• [WHAT TO WORK ON] Each record should appear again in the response exactly as it does in the original.
────────
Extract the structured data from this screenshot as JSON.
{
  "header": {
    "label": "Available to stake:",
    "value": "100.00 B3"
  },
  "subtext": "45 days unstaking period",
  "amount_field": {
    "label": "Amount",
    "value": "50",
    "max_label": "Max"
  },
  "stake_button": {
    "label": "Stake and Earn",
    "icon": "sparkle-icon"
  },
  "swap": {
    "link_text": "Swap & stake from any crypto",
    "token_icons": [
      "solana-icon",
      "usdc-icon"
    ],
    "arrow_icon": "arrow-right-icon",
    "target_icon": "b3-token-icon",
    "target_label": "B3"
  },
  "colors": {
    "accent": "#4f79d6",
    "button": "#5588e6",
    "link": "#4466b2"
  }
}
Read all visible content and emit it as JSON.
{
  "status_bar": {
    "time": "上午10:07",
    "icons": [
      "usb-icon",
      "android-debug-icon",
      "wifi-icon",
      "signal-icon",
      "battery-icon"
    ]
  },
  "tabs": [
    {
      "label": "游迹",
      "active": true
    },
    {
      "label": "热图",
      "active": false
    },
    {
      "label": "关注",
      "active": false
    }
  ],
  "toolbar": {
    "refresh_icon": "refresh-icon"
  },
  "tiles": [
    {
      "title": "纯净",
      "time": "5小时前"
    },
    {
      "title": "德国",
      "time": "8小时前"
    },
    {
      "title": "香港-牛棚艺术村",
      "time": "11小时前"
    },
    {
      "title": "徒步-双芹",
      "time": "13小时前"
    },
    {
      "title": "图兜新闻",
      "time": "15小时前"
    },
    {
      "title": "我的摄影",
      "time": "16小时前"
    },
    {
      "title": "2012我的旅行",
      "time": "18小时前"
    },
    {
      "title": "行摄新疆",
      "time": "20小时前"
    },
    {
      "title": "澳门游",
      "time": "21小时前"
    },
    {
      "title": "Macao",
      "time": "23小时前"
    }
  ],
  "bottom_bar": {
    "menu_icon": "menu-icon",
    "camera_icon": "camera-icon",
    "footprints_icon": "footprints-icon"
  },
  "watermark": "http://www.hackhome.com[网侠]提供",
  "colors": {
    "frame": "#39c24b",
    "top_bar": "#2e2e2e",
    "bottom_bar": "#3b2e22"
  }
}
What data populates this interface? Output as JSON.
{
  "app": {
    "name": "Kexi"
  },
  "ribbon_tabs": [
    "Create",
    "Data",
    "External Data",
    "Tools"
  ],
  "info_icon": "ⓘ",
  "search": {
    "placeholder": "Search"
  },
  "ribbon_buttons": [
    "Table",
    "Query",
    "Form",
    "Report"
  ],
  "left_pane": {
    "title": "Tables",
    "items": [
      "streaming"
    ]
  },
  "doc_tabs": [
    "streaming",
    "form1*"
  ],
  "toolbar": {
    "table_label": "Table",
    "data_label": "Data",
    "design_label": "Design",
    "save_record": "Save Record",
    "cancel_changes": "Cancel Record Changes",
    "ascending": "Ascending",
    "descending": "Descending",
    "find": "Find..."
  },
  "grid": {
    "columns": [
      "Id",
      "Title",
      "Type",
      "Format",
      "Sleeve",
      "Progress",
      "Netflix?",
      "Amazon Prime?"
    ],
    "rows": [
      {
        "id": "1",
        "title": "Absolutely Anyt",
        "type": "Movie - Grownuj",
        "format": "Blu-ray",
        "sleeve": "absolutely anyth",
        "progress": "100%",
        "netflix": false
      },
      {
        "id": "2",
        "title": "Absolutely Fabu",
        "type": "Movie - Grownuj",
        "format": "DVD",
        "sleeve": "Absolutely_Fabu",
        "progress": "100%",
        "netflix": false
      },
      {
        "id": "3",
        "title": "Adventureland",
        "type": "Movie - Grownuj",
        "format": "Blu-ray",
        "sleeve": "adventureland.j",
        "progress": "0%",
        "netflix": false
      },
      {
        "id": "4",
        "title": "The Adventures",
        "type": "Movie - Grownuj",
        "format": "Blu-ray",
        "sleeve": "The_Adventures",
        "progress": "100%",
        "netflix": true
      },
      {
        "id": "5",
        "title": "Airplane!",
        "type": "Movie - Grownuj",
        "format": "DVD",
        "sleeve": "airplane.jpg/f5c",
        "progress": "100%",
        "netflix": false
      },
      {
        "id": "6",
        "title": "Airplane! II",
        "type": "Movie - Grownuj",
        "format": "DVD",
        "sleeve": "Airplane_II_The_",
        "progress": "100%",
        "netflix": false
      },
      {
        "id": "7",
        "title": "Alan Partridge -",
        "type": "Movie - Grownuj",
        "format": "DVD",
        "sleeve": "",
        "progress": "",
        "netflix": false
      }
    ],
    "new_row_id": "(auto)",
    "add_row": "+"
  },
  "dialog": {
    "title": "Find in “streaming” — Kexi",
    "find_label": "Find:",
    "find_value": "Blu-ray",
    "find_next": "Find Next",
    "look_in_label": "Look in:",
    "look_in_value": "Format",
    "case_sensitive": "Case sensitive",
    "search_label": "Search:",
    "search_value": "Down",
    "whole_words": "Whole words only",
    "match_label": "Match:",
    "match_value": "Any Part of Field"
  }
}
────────
• [OUTPUT FOR THIS TASK]
Extract the structured data from this screenshot as JSON.
{
  "header": {
    "label": "Available to stake:",
    "value": "100.00 B3"
  },
  "subtext": "45 days unstaking period",
  "amount_field": {
    "label": "Amount",
    "value": "50",
    "max_label": "Max"
  },
  "stake_button": {
    "label": "Stake and Earn",
    "icon": "sparkle-icon"
  },
  "swap": {
    "link_text": "Swap & stake from any crypto",
    "token_icons": [
      "solana-icon",
      "usdc-icon"
    ],
    "arrow_icon": "arrow-right-icon",
    "target_icon": "b3-token-icon",
    "target_label": "B3"
  },
  "colors": {
    "accent": "#4f79d6",
    "button": "#5588e6",
    "link": "#4466b2"
  }
}
Read all visible content and emit it as JSON.
{
  "status_bar": {
    "time": "上午10:07",
    "icons": [
      "usb-icon",
      "android-debug-icon",
      "wifi-icon",
      "signal-icon",
      "battery-icon"
    ]
  },
  "tabs": [
    {
      "label": "游迹",
      "active": true
    },
    {
      "label": "热图",
      "active": false
    },
    {
      "label": "关注",
      "active": false
    }
  ],
  "toolbar": {
    "refresh_icon": "refresh-icon"
  },
  "tiles": [
    {
      "title": "纯净",
      "time": "5小时前"
    },
    {
      "title": "德国",
      "time": "8小时前"
    },
    {
      "title": "香港-牛棚艺术村",
      "time": "11小时前"
    },
    {
      "title": "徒步-双芹",
      "time": "13小时前"
    },
    {
      "title": "图兜新闻",
      "time": "15小时前"
    },
    {
      "title": "我的摄影",
      "time": "16小时前"
    },
    {
      "title": "2012我的旅行",
      "time": "18小时前"
    },
    {
      "title": "行摄新疆",
      "time": "20小时前"
    },
    {
      "title": "澳门游",
      "time": "21小时前"
    },
    {
      "title": "Macao",
      "time": "23小时前"
    }
  ],
  "bottom_bar": {
    "menu_icon": "menu-icon",
    "camera_icon": "camera-icon",
    "footprints_icon": "footprints-icon"
  },
  "watermark": "http://www.hackhome.com[网侠]提供",
  "colors": {
    "frame": "#39c24b",
    "top_bar": "#2e2e2e",
    "bottom_bar": "#3b2e22"
  }
}
What data populates this interface? Output as JSON.
{
  "app": {
    "name": "Kexi"
  },
  "ribbon_tabs": [
    "Create",
    "Data",
    "External Data",
    "Tools"
  ],
  "info_icon": "ⓘ",
  "search": {
    "placeholder": "Search"
  },
  "ribbon_buttons": [
    "Table",
    "Query",
    "Form",
    "Report"
  ],
  "left_pane": {
    "title": "Tables",
    "items": [
      "streaming"
    ]
  },
  "doc_tabs": [
    "streaming",
    "form1*"
  ],
  "toolbar": {
    "table_label": "Table",
    "data_label": "Data",
    "design_label": "Design",
    "save_record": "Save Record",
    "cancel_changes": "Cancel Record Changes",
    "ascending": "Ascending",
    "descending": "Descending",
    "find": "Find..."
  },
  "grid": {
    "columns": [
      "Id",
      "Title",
      "Type",
      "Format",
      "Sleeve",
      "Progress",
      "Netflix?",
      "Amazon Prime?"
    ],
    "rows": [
      {
        "id": "1",
        "title": "Absolutely Anyt",
        "type": "Movie - Grownuj",
        "format": "Blu-ray",
        "sleeve": "absolutely anyth",
        "progress": "100%",
        "netflix": false
      },
      {
        "id": "2",
        "title": "Absolutely Fabu",
        "type": "Movie - Grownuj",
        "format": "DVD",
        "sleeve": "Absolutely_Fabu",
        "progress": "100%",
        "netflix": false
      },
      {
        "id": "3",
        "title": "Adventureland",
        "type": "Movie - Grownuj",
        "format": "Blu-ray",
        "sleeve": "adventureland.j",
        "progress": "0%",
        "netflix": false
      },
      {
        "id": "4",
        "title": "The Adventures",
        "type": "Movie - Grownuj",
        "format": "Blu-ray",
        "sleeve": "The_Adventures",
        "progress": "100%",
        "netflix": true
      },
      {
        "id": "5",
        "title": "Airplane!",
        "type": "Movie - Grownuj",
        "format": "DVD",
        "sleeve": "airplane.jpg/f5c",
        "progress": "100%",
        "netflix": false
      },
      {
        "id": "6",
        "title": "Airplane! II",
        "type": "Movie - Grownuj",
        "format": "DVD",
        "sleeve": "Airplane_II_The_",
        "progress": "100%",
        "netflix": false
      },
      {
        "id": "7",
        "title": "Alan Partridge -",
        "type": "Movie - Grownuj",
        "format": "DVD",
        "sleeve": "",
        "progress": "",
        "netflix": false
      }
    ],
    "new_row_id": "(auto)",
    "add_row": "+"
  },
  "dialog": {
    "title": "Find in “streaming” — Kexi",
    "find_label": "Find:",
    "find_value": "Blu-ray",
    "find_next": "Find Next",
    "look_in_label": "Look in:",
    "look_in_value": "Format",
    "case_sensitive": "Case sensitive",
    "search_label": "Search:",
    "search_value": "Down",
    "whole_words": "Whole words only",
    "match_label": "Match:",
    "match_value": "Any Part of Field"
  }
}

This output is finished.